Then, we started really misbehaving.

By weekend’s end, we had flagrantly ignored several issues of considerable importance to the hotel, and in many cases caused literally THOUSANDS of dollars in damage. We undid much of the benefit of their remodeling in a way that, were this a sitcom, would have seem hyperbolic and unrealistically absurd. We were complete assholes.

Let me take a moment to clarify, though. This was not the attendees…this was the doing of our staff and department heads. If you were an attendee, guest, or volunteer, you very likely did not do anything untoward at all. Every single major issue that occurred was perpetrated by the people who should know better than anybody how to behave.

It is this fact, more than anything else, that really adds sting to the insult. It would appear that when I indicated to the staff and concom that we were not allowed to do certain things and that we were allowed to do other things but only in certain ways, the take-away from that was that I was simply being a dick and could be ignored. Clearly, it seems, I only say these things to pick on people. Obviously, I’m just being mean. So I was ignored.

When I saw the wreckage we caused (and heard about more that I hadn’t had a chance to witness), I was enraged. When our event director—and later the general manager—described to me the things that they had seen, that rage turned to shame and embarrassment. These people had treated us like friends and family for years. I have had a relationship with them that is longer than most relationships I’ve had with individual people; and I’m relatively new on the scene. We were never treated merely as clients and we treated them worse than we would even vendors. We abused staff, we violated their property, and we did so with ruthless aplomb.

I am not generally disposed to tears, and when Christie, the director of events, shared with me what she had found I had to literally put down my head and fight back tears. Whatever betrayal I might have felt must have been pitiful compared to sitting on the other side of that desk.

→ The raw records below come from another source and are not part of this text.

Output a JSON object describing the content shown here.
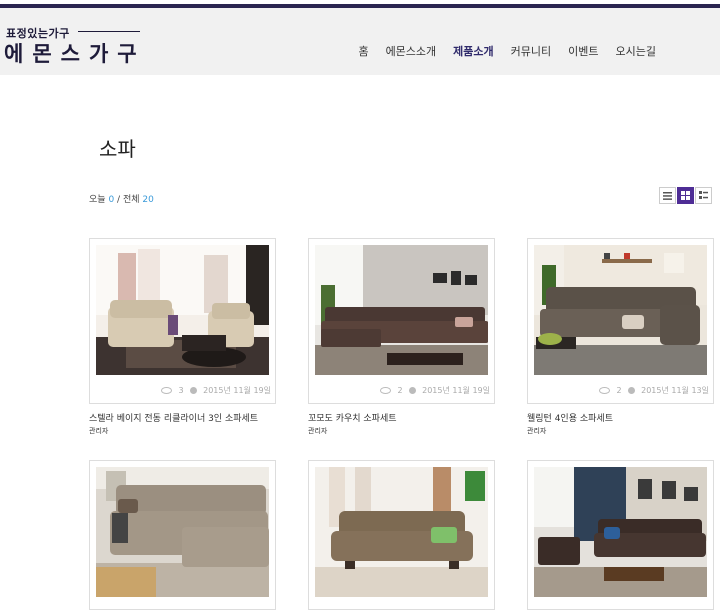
{
  "brand": {
    "tagline": "표정있는가구",
    "name": "에몬스가구"
  },
  "nav": [
    {
      "label": "홈"
    },
    {
      "label": "에몬스소개"
    },
    {
      "label": "제품소개",
      "active": true
    },
    {
      "label": "커뮤니티"
    },
    {
      "label": "이벤트"
    },
    {
      "label": "오시는길"
    }
  ],
  "page": {
    "title": "소파"
  },
  "counter": {
    "today_label": "오늘",
    "today": "0",
    "sep": "/",
    "total_label": "전체",
    "total": "20"
  },
  "view_modes": [
    {
      "icon": "list-view-icon"
    },
    {
      "icon": "grid-view-icon",
      "active": true
    },
    {
      "icon": "compact-view-icon"
    }
  ],
  "products": [
    {
      "title": "스텔라 베이지 전동 리클라이너 3인 소파세트",
      "author": "관리자",
      "views": "3",
      "date": "2015년 11월 19일",
      "image": "beige-recliner-sofa-photo"
    },
    {
      "title": "꼬모도 카우치 소파세트",
      "author": "관리자",
      "views": "2",
      "date": "2015년 11월 19일",
      "image": "brown-couch-sofa-photo"
    },
    {
      "title": "웰링턴 4인용 소파세트",
      "author": "관리자",
      "views": "2",
      "date": "2015년 11월 13일",
      "image": "chesterfield-sofa-photo"
    },
    {
      "title": "",
      "author": "",
      "views": "",
      "date": "",
      "image": "beige-corner-sofa-photo"
    },
    {
      "title": "",
      "author": "",
      "views": "",
      "date": "",
      "image": "tan-leather-sofa-photo"
    },
    {
      "title": "",
      "author": "",
      "views": "",
      "date": "",
      "image": "dark-brown-sofa-set-photo"
    }
  ],
  "colors": {
    "accent": "#4e2d95",
    "brand": "#1e1b3a",
    "link": "#3a9ad9"
  }
}
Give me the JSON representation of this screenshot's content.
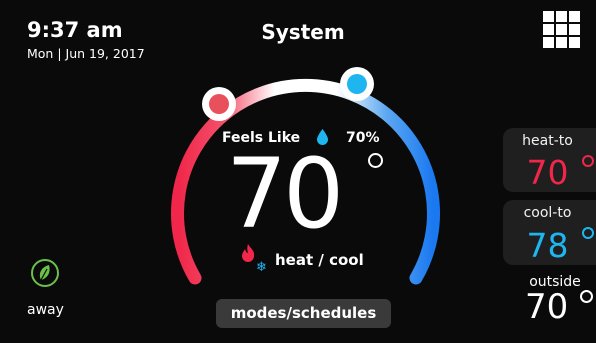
{
  "header": {
    "time": "9:37 am",
    "date": "Mon | Jun 19, 2017",
    "title": "System",
    "menu_icon": "grid-menu-icon"
  },
  "dial": {
    "feels_like_label": "Feels Like",
    "humidity": "70%",
    "current_temp": "70",
    "mode_label": "heat / cool",
    "heat_handle_color": "#e8505b",
    "cool_handle_color": "#1fb6f0"
  },
  "modes_button": {
    "label": "modes/schedules"
  },
  "heat_to": {
    "label": "heat-to",
    "value": "70",
    "color": "#f0264a"
  },
  "cool_to": {
    "label": "cool-to",
    "value": "78",
    "color": "#1fb6f0"
  },
  "outside": {
    "label": "outside",
    "value": "70"
  },
  "away": {
    "label": "away",
    "icon": "leaf-icon"
  }
}
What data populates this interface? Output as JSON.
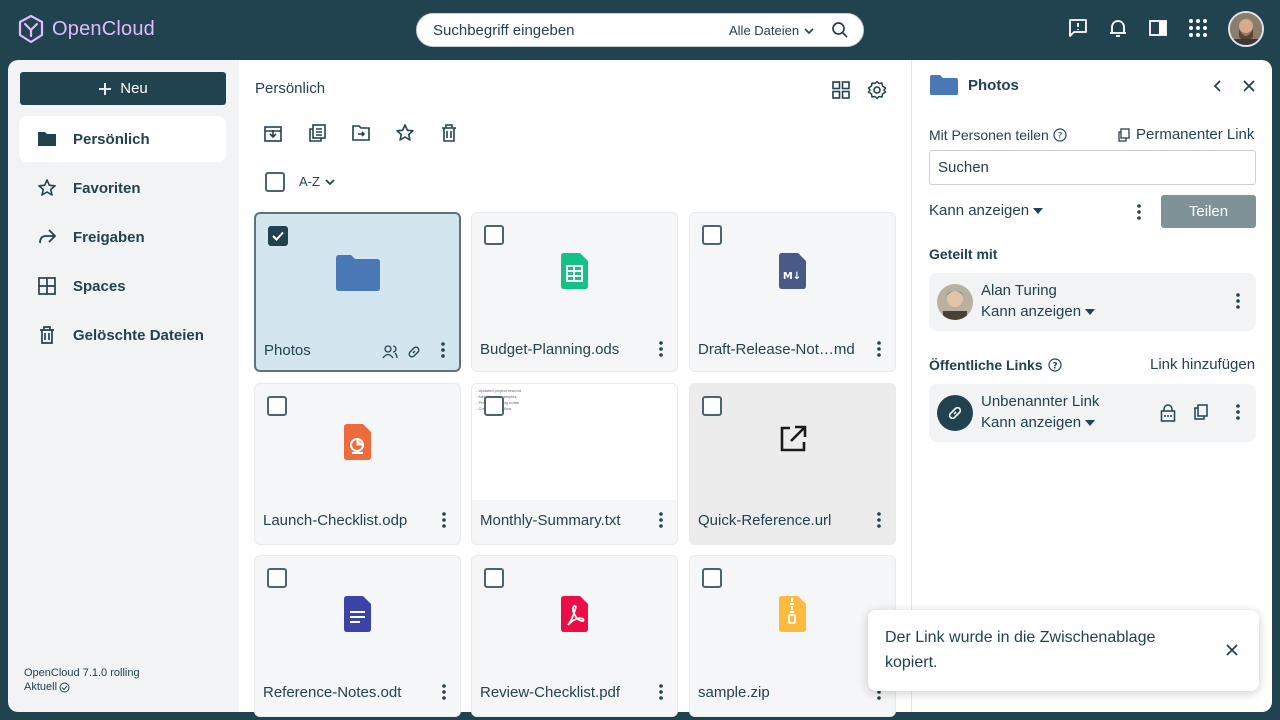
{
  "app": {
    "name": "OpenCloud",
    "version": "OpenCloud 7.1.0 rolling",
    "status": "Aktuell"
  },
  "search": {
    "placeholder": "Suchbegriff eingeben",
    "scope": "Alle Dateien"
  },
  "topbar": {
    "icons": [
      "feedback-icon",
      "notifications-icon",
      "sidebar-toggle-icon",
      "app-switcher-icon"
    ]
  },
  "sidebar": {
    "new_label": "Neu",
    "items": [
      {
        "label": "Persönlich",
        "icon": "folder-icon",
        "active": true
      },
      {
        "label": "Favoriten",
        "icon": "star-icon",
        "active": false
      },
      {
        "label": "Freigaben",
        "icon": "share-icon",
        "active": false
      },
      {
        "label": "Spaces",
        "icon": "spaces-icon",
        "active": false
      },
      {
        "label": "Gelöschte Dateien",
        "icon": "trash-icon",
        "active": false
      }
    ]
  },
  "main": {
    "breadcrumb": "Persönlich",
    "sort_label": "A-Z",
    "files": [
      {
        "name": "Photos",
        "type": "folder",
        "selected": true
      },
      {
        "name": "Budget-Planning.ods",
        "type": "spreadsheet"
      },
      {
        "name": "Draft-Release-Not…md",
        "type": "markdown"
      },
      {
        "name": "Launch-Checklist.odp",
        "type": "presentation"
      },
      {
        "name": "Monthly-Summary.txt",
        "type": "text"
      },
      {
        "name": "Quick-Reference.url",
        "type": "url"
      },
      {
        "name": "Reference-Notes.odt",
        "type": "document"
      },
      {
        "name": "Review-Checklist.pdf",
        "type": "pdf"
      },
      {
        "name": "sample.zip",
        "type": "archive"
      }
    ],
    "txt_preview_lines": [
      "- Updated project rescord",
      "- Added new examples",
      "- Prepare meeting notes",
      "- Consider workflow"
    ]
  },
  "panel": {
    "title": "Photos",
    "share_people_label": "Mit Personen teilen",
    "permanent_link_label": "Permanenter Link",
    "search_placeholder": "Suchen",
    "permission_label": "Kann anzeigen",
    "share_button": "Teilen",
    "shared_with_label": "Geteilt mit",
    "shared_user": {
      "name": "Alan Turing",
      "permission": "Kann anzeigen"
    },
    "public_links_label": "Öffentliche Links",
    "add_link_label": "Link hinzufügen",
    "public_link": {
      "name": "Unbenannter Link",
      "permission": "Kann anzeigen"
    }
  },
  "toast": {
    "message": "Der Link wurde in die Zwischenablage kopiert."
  },
  "colors": {
    "brand": "#20434f",
    "logo": "#e2baff",
    "folder": "#4a78b4",
    "sheet": "#15c286",
    "pres": "#ee6b3b",
    "doc": "#3b44a6",
    "pdf": "#ec0d47",
    "zip": "#fcba3f",
    "md": "#4a5a86"
  }
}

The worst part of it is, the vast majority of this can be hung directly on me. It was my responsibility. With departments directly by my friends and by associates I trusted implicitly, I was lax in surveying their areas. I spent less time doing circuits of the convention and, when I did, I expended precious little focus on those areas governed by people that I had known for years, that had stood up in my wedding, or that had done admirably in the past. I allowed my trust and my natural propensity toward laziness to result in a piss-poor performance.

Perhaps the lake of beer that soaked carpet in one room would have been a mere puddle had I been more conscientious. Maybe the furniture that was to varying degrees damaged would not have been had I been on the scene more frequently to prevent its movement. Even the food chunks and grease that were run down bathtub drains by individuals doing dishes might have been prevented by closer inspection of the property. Perhaps if I had been more vehement in preventing certain individuals access to the hotel staff, they wouldn’t have been given the run-around as much as they were.

Certainly the actual perpetrators of these acts (and countless others) are in the wrong and should certainly feel their own sense of shame for a job done poorly, but that does not ease my share of the burden. I failed, and I failed miserably. It would not be inaccurate to say that I failed epically. Epic ConFusion indeed.

I would like to apologize for the torrent of words this became, but it’s been weighing on me for nearly 48 hours now. I’m still not okay with this, and I have some significant decisions to make as to how to proceed with…well, pretty much everything.

For now, however, I have to return to the tasks of real life while dealing with the wreckage that we have caused. There’s a set of tasks I really look forward to…